B.C. boosts natural gas for trucks
VICTORIA – With low natural gas prices and abundant supply, the B.C. government is ramping up efforts to promote vehicle conversion to natural gas.
Energy Minister Rich Coleman announced a regulation change Tuesday that allows natural gas utilities to offer incentives to vehicle fleet operators for switching from diesel. FortisBC, the province's largest gas supplier, can spend up to $62 million on incentives to refit vehicles and ships and another $30.5 million on natural gas filling stations.
FortisBC vice president Doug Stout said the company sees the subsidy as a good investment to get beyond "early adopters" such as Vedder Transport, which has converted its Abbotsford-based fleet of milk trucks to LNG. FortisBC set up an LNG filling station in the company's yard.
"The goal is to build for other fleets, spread them out so they'll be able to go from Vancouver to Prince George to Calgary to Edmonton," Stout said. "That's the vision."
The B.C. government is also offering a separate discount of up to $2,500 off the purchase price of qualifying compressed natural gas vehicles.
"We think there's a huge opportunity here," Coleman said.
Environment Minister Terry Lake said an LNG vehicle produces 20 to 30 per cent less greenhouse gas than conventional fuels.
"We don't have the low-hanging fruit like coal-fired plants to shut down, like other provinces do," Lake said. "So the transportation sector is a big area where we can make some gains."
Chilliwack-based Westport Innovations sells engine conversions and natural gas filling stations around the world. Bill Larkin, Westport's chief financial officer, said the incentives are important now because customers are still not convinced of the fuel savings.

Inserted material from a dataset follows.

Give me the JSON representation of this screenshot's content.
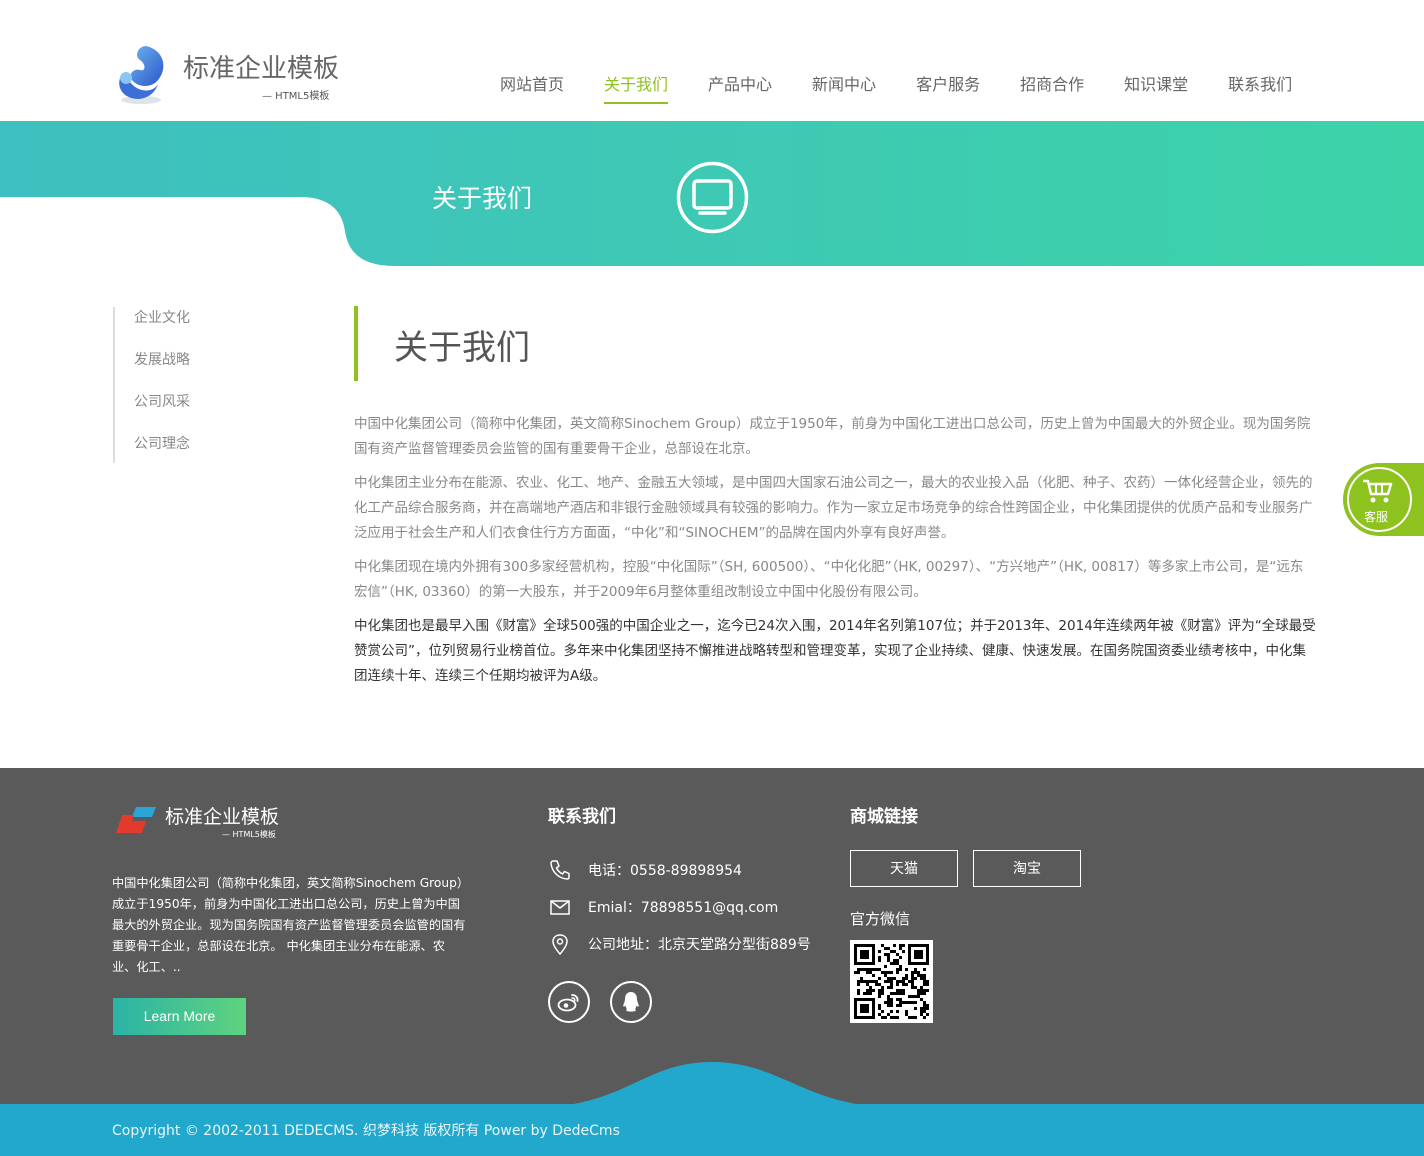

"We're building the new Port Mann Bridge and the South Fraser Perimeter Road to move more goods," Larkin said. "If we can get more trucks on LNG and CNG, it reduces the cost of moving goods, reduces emissions and makes our economy more competitive."